Syrian government forces now control all of the strategic Damascus to Aleppo highway, which they had been trying to wrest from Turkish-backed rebels for weeks. As Syrian troops continue to push ahead inside the rebel-held enclave of Idlib, Turkey sent reinforcements to observations posts it occupies, while dispatching its foreign minister to Moscow.
Syrian state TV showed bulldozers and engineering crews clearing rubble from the final stretch of the Damascus to Aleppo highway, which government forces captured from Turkish-backed rebels in Idlib province during the past several days.
Chief Highway Engineer Mohammed Wazzan said the highway is the main lifeline between Damascus and Aleppo, and government crews were working to reopen the last stretch — which it just captured — despite the bad condition of the roadway.
He says that maintenance crews are working hard to reopen the highway, which has been out of service for five years, clearing earth and rubble from the surface, making sure land mines have been removed, and spreading asphalt in some places.
Rami Abdel Rahman of the Britain-based Syrian Observatory for Human Rights told Arab media the Turkish army had brought in more armored vehicles and troops to the 12 checkpoints in Idlib province that it controls, following a Turkish-Russian accord agreed to last year in the resort of Sochi.
Turkish media reported that Ankara was sending its foreign minister, Mevlut Cavusoglu, to Moscow to discuss the latest developments in Idlib. Cavusoglu, who was at the Munich Security Conference, told journalists that Ankara "wants to resolve its dispute with Russia [which supports Syrian government forces] diplomatically," but he added that Turkey "will take decisive steps" if that is not possible.
Arab media showed video of Syrian government troops entering the towns of Orm al-Kubra, Orm al-Sughra and Kufr Naha, which they captured from Turkish-backed rebels within the past 24 hours. Syrian state TV showed the bodies of rebels strewn outside the walls of Orm al-Kubra.
Meanwhile, the United Nations said Friday more than 140,000 civilians have been displaced from northwestern Syria in just the last three days.
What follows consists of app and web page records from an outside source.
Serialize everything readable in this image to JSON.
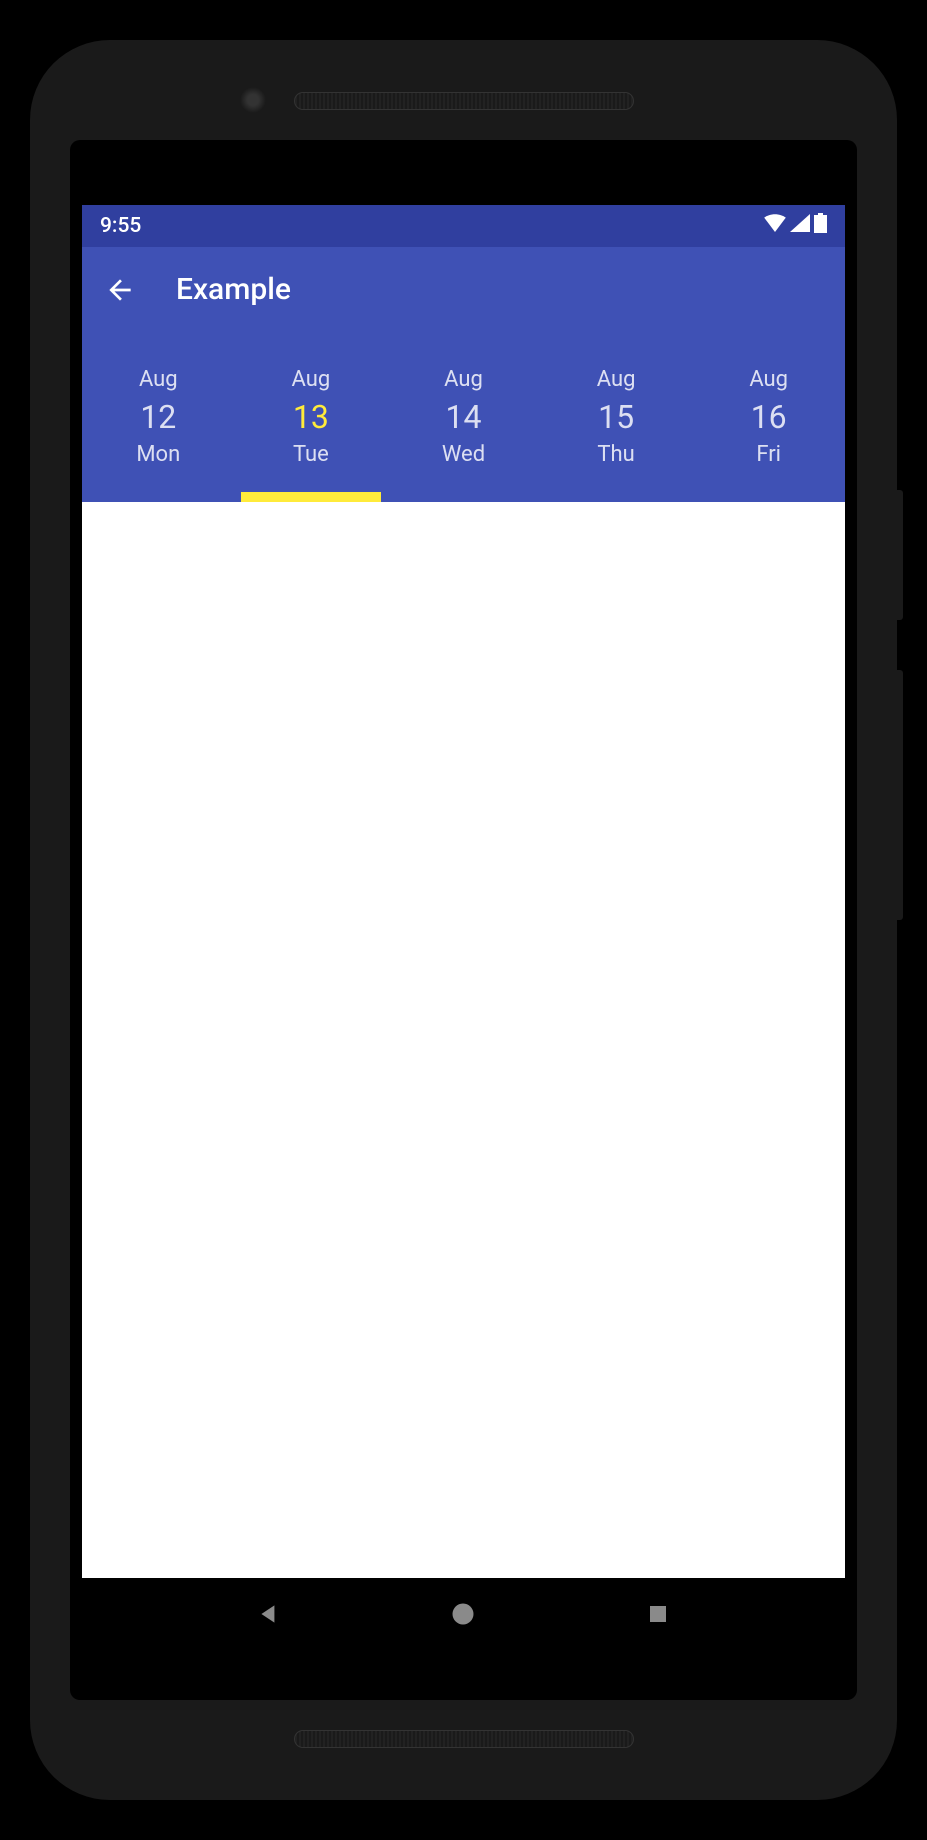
{
  "status": {
    "time": "9:55"
  },
  "appbar": {
    "title": "Example"
  },
  "dateTabs": {
    "selectedIndex": 1,
    "items": [
      {
        "month": "Aug",
        "day": "12",
        "weekday": "Mon"
      },
      {
        "month": "Aug",
        "day": "13",
        "weekday": "Tue"
      },
      {
        "month": "Aug",
        "day": "14",
        "weekday": "Wed"
      },
      {
        "month": "Aug",
        "day": "15",
        "weekday": "Thu"
      },
      {
        "month": "Aug",
        "day": "16",
        "weekday": "Fri"
      }
    ]
  }
}
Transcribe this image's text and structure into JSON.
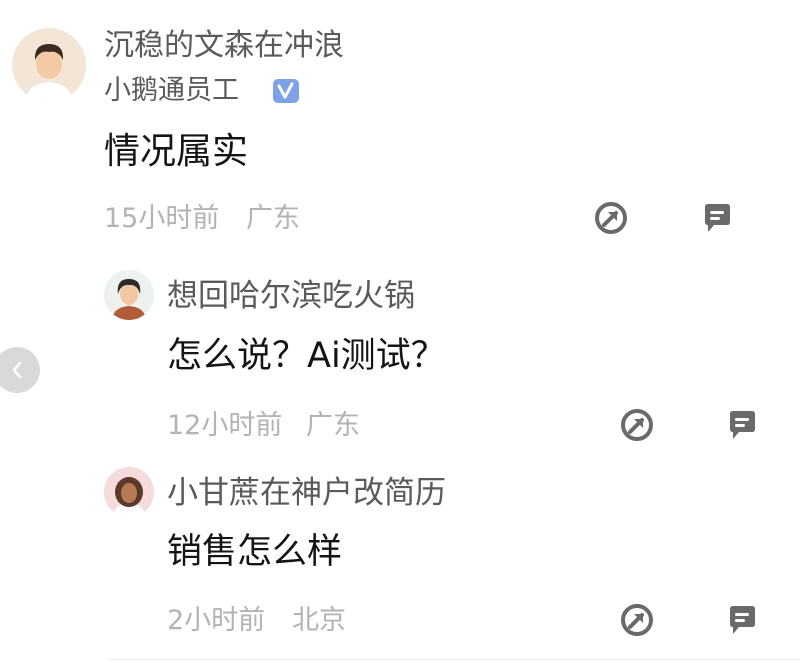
{
  "comments": [
    {
      "username": "沉稳的文森在冲浪",
      "tag": "小鹅通员工",
      "content": "情况属实",
      "time": "15小时前",
      "location": "广东"
    }
  ],
  "replies": [
    {
      "username": "想回哈尔滨吃火锅",
      "content": "怎么说？Ai测试？",
      "time": "12小时前",
      "location": "广东"
    },
    {
      "username": "小甘蔗在神户改简历",
      "content": "销售怎么样",
      "time": "2小时前",
      "location": "北京"
    }
  ],
  "icons": {
    "share": "share-icon",
    "reply": "comment-icon",
    "verified": "verified-badge-icon",
    "prev": "chevron-left-icon"
  },
  "colors": {
    "name": "#5a5a5a",
    "content": "#141414",
    "meta": "#b3b3b3",
    "icon": "#6a6a6a",
    "badge": "#7da3e6"
  }
}
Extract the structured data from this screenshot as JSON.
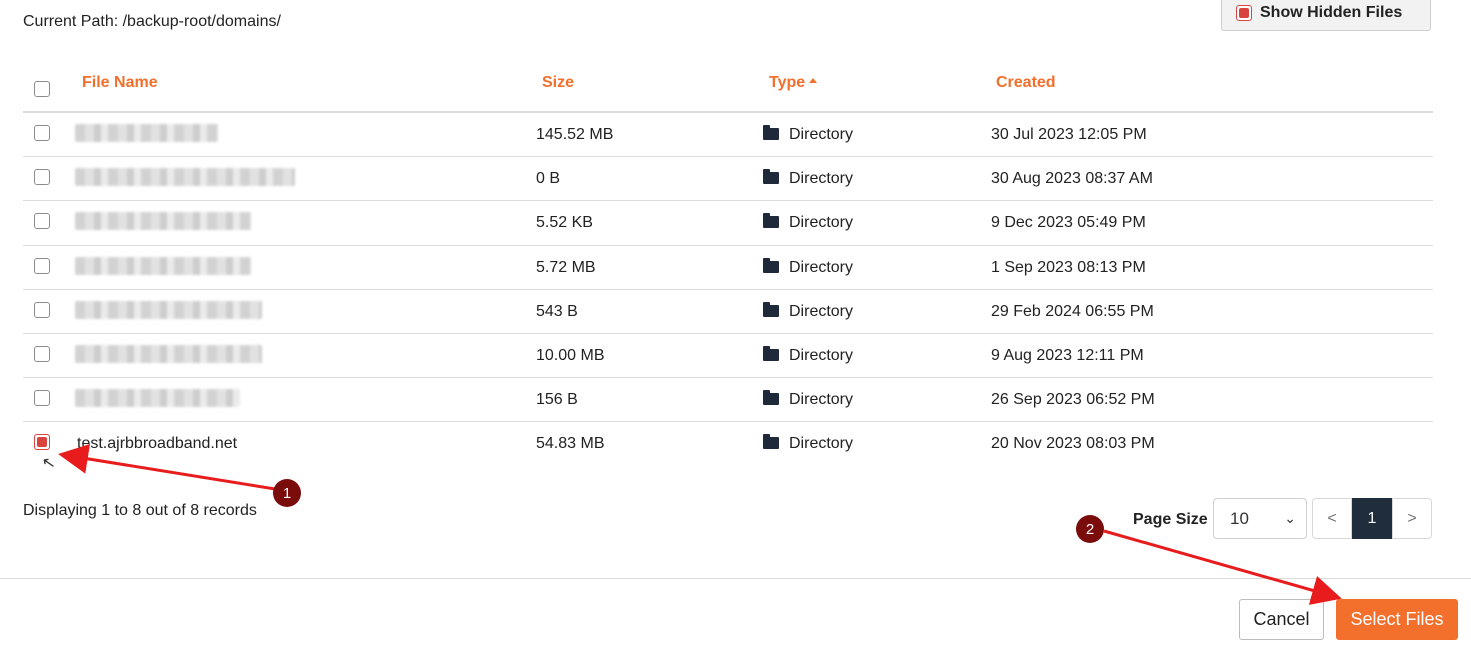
{
  "path_text": "Current Path: /backup-root/domains/",
  "hidden_files_label": "Show Hidden Files",
  "columns": {
    "name": "File Name",
    "size": "Size",
    "type": "Type",
    "created": "Created"
  },
  "rows": [
    {
      "name": "",
      "size": "145.52 MB",
      "type": "Directory",
      "created": "30 Jul 2023 12:05 PM"
    },
    {
      "name": "",
      "size": "0 B",
      "type": "Directory",
      "created": "30 Aug 2023 08:37 AM"
    },
    {
      "name": "",
      "size": "5.52 KB",
      "type": "Directory",
      "created": "9 Dec 2023 05:49 PM"
    },
    {
      "name": "",
      "size": "5.72 MB",
      "type": "Directory",
      "created": "1 Sep 2023 08:13 PM"
    },
    {
      "name": "",
      "size": "543 B",
      "type": "Directory",
      "created": "29 Feb 2024 06:55 PM"
    },
    {
      "name": "",
      "size": "10.00 MB",
      "type": "Directory",
      "created": "9 Aug 2023 12:11 PM"
    },
    {
      "name": "",
      "size": "156 B",
      "type": "Directory",
      "created": "26 Sep 2023 06:52 PM"
    },
    {
      "name": "test.ajrbbroadband.net",
      "size": "54.83 MB",
      "type": "Directory",
      "created": "20 Nov 2023 08:03 PM"
    }
  ],
  "records_text": "Displaying 1 to 8 out of 8 records",
  "page_size_label": "Page Size",
  "page_size_value": "10",
  "pagination": {
    "prev": "<",
    "current": "1",
    "next": ">"
  },
  "buttons": {
    "cancel": "Cancel",
    "select_files": "Select Files"
  },
  "annotations": {
    "step1": "1",
    "step2": "2"
  },
  "colors": {
    "accent": "#f26f2c",
    "checked": "#d9443f",
    "marker": "#7a0c0c",
    "arrow": "#e81c1c",
    "pager_active": "#1f2d3d"
  }
}
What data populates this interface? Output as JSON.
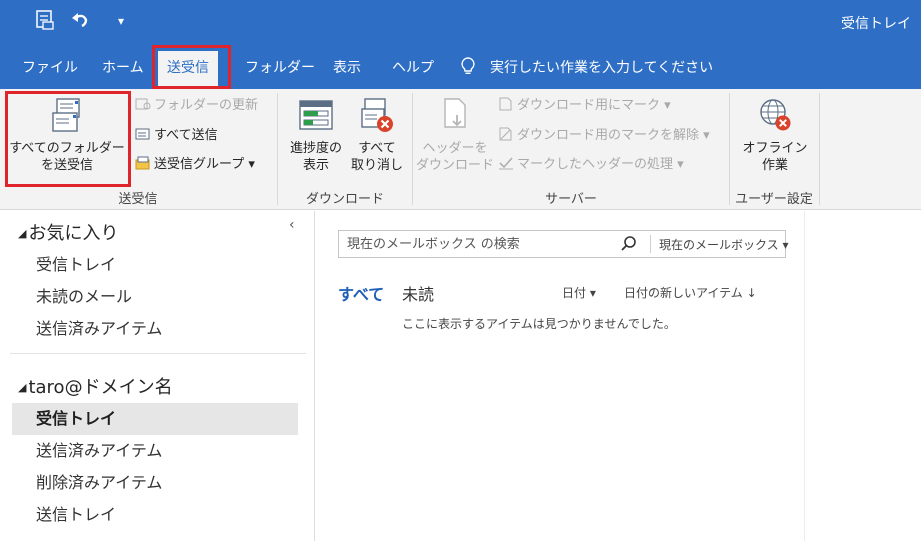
{
  "window": {
    "title": "受信トレイ"
  },
  "qat": {
    "sendreceive_icon": "send-receive-icon",
    "undo_icon": "undo-icon",
    "customize": "▾"
  },
  "tabs": [
    "ファイル",
    "ホーム",
    "送受信",
    "フォルダー",
    "表示",
    "ヘルプ"
  ],
  "active_tab": "送受信",
  "tell_me": {
    "icon": "lightbulb-icon",
    "placeholder": "実行したい作業を入力してください"
  },
  "ribbon": {
    "send_receive_all": "すべてのフォルダー\nを送受信",
    "update_folder": "フォルダーの更新",
    "send_all": "すべて送信",
    "send_receive_groups": "送受信グループ ▾",
    "group_send_receive": "送受信",
    "show_progress": "進捗度の\n表示",
    "cancel_all": "すべて\n取り消し",
    "group_download": "ダウンロード",
    "download_headers": "ヘッダーを\nダウンロード",
    "mark_to_download": "ダウンロード用にマーク ▾",
    "unmark_to_download": "ダウンロード用のマークを解除 ▾",
    "process_marked": "マークしたヘッダーの処理 ▾",
    "group_server": "サーバー",
    "work_offline": "オフライン\n作業",
    "group_preferences": "ユーザー設定"
  },
  "folder_pane": {
    "collapse": "‹",
    "favorites_header": "お気に入り",
    "favorites": [
      "受信トレイ",
      "未読のメール",
      "送信済みアイテム"
    ],
    "account_header": "taro@ドメイン名",
    "account_folders": [
      "受信トレイ",
      "送信済みアイテム",
      "削除済みアイテム",
      "送信トレイ"
    ],
    "selected": "受信トレイ"
  },
  "mail_list": {
    "search_placeholder": "現在のメールボックス の検索",
    "search_scope": "現在のメールボックス ▾",
    "filter_all": "すべて",
    "filter_unread": "未読",
    "sort_by": "日付 ▾",
    "sort_order": "日付の新しいアイテム ↓",
    "empty_message": "ここに表示するアイテムは見つかりませんでした。"
  },
  "colors": {
    "accent": "#2e6fc5",
    "highlight": "#e0242b",
    "link": "#1e5fb8"
  }
}
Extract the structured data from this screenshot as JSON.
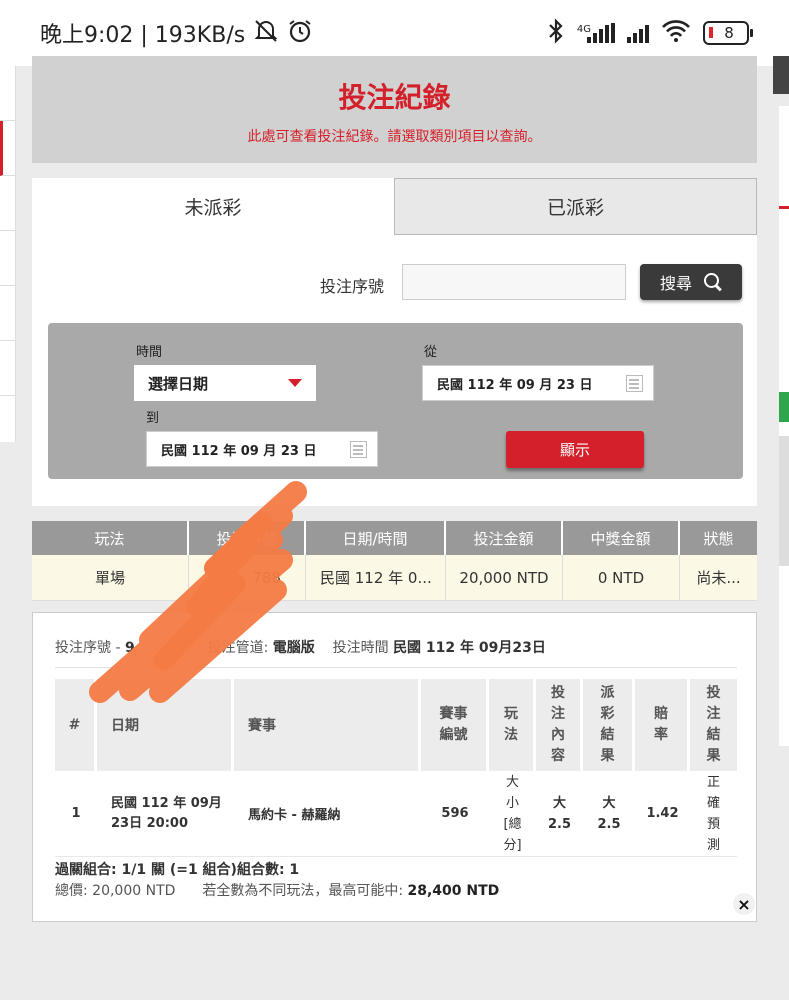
{
  "status_bar": {
    "time_speed": "晚上9:02 | 193KB/s",
    "network_label": "4G",
    "battery": "8"
  },
  "header": {
    "title": "投注紀錄",
    "subtitle": "此處可查看投注紀錄。請選取類別項目以查詢。"
  },
  "tabs": {
    "unsettled": "未派彩",
    "settled": "已派彩"
  },
  "search": {
    "label": "投注序號",
    "input_value": "",
    "button": "搜尋"
  },
  "filter": {
    "time_label": "時間",
    "select_value": "選擇日期",
    "from_label": "從",
    "from_value": "民國 112 年 09 月 23 日",
    "to_label": "到",
    "to_value": "民國 112 年 09 月 23 日",
    "show_button": "顯示"
  },
  "results_table": {
    "headers": [
      "玩法",
      "投注序號",
      "日期/時間",
      "投注金額",
      "中獎金額",
      "狀態"
    ],
    "rows": [
      [
        "單場",
        "788",
        "民國 112 年 0...",
        "20,000 NTD",
        "0 NTD",
        "尚未..."
      ]
    ]
  },
  "detail": {
    "meta_serial_label": "投注序號 -",
    "meta_serial_value": "9",
    "meta_channel_label": "投注管道:",
    "meta_channel_value": "電腦版",
    "meta_time_label": "投注時間",
    "meta_time_value": "民國 112 年 09月23日",
    "headers": [
      "#",
      "日期",
      "賽事",
      "賽事編號",
      "玩法",
      "投注內容",
      "派彩結果",
      "賠率",
      "投注結果"
    ],
    "row": {
      "index": "1",
      "date_line1": "民國 112 年 09月",
      "date_line2": "23日 20:00",
      "match": "馬約卡 - 赫羅納",
      "match_no": "596",
      "play": "大小[總分]",
      "bet_content": "大2.5",
      "payout_result": "大2.5",
      "odds": "1.42",
      "bet_result": "正確預測"
    },
    "combo_text": "過關組合: 1/1 關 (=1 組合)組合數: 1",
    "total_label": "總價:",
    "total_value": "20,000 NTD",
    "max_label": "若全數為不同玩法，最高可能中:",
    "max_value": "28,400 NTD",
    "close_symbol": "×"
  },
  "colors": {
    "accent_red": "#d4202a",
    "header_gray": "#d1d1d1",
    "table_head": "#999999",
    "row_highlight": "#fbf9e5",
    "scribble": "#f47b44"
  }
}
An escalation in fighting across Idlib and Aleppo has pushed more than 830,000 people to flee their homes since early December, causing what the U.N. has said is the biggest humanitarian catastrophe since the conflict started in 2011. About 3 million people live in the province.
“Women and children are among those that are suffering the most — they make up about 81% of the recently displaced people,” U.N. spokesman Stephane Dujarric told reporters. “Temperatures across northwest Syria have been below freezing for several days, leaving families exposed to increasingly harsh conditions,” he added.
Many of the displaced are moving north toward already overcrowded camps near the Syria-Turkey border.
They are fleeing an escalation in fighting between the Syrian military, which is backed by Russia and Iran, and Syrian armed opposition groups, some of whom have Turkish support. The Syrian government is trying to crush the last major opposition strongholds.
The situation worsened further this month, when Syrian government forces killed 13 Turkish troops, provoking Ankara to strike back, in some of the worst confrontations between the neighbors since the conflict began nine years ago.
The fighting, along a main highway, also has severely hindered food distribution.
The World Food Program (WFP) and its partners were forced to temporarily stop distribution earlier this week because the fighting had disrupted the movement of trucks carrying supplies into the area from Turkey.
“We are deeply concerned about the fate of thousands of families who had to leave their homes in freezing winter temperatures in search for safety in camps that are already overcrowded,” WFP Regional Director Muhannad Hadi said in a statement. “In Syria, civilians continue to pay the price for the ongoing conflict.”
In New York, the European Union members of the U.N. Security Council requested a closed-door meeting on the situation.
“We demand that the parties, especially the Syrian regime and its allies, immediately end their military offensive, establish a genuine and lasting cease-fire, guarantee the protection of civilians and fully adhere to international humanitarian law,” Estonia’s Ambassador Sven Jurgenson said on behalf of France, Germany, Poland and Belgium. “We call for a sustainable cease-fire and call upon the U.N. and the special envoy in particular to spare no efforts in this regard.”
U.N. Syria Envoy Geir Pedersen is in Germany this week for the Munich Security Conference. He is due to brief council members Wednesday
VOA's U.N. Correspondent Margaret Besheer and Edward Yeranian in Cairo contributed to this report.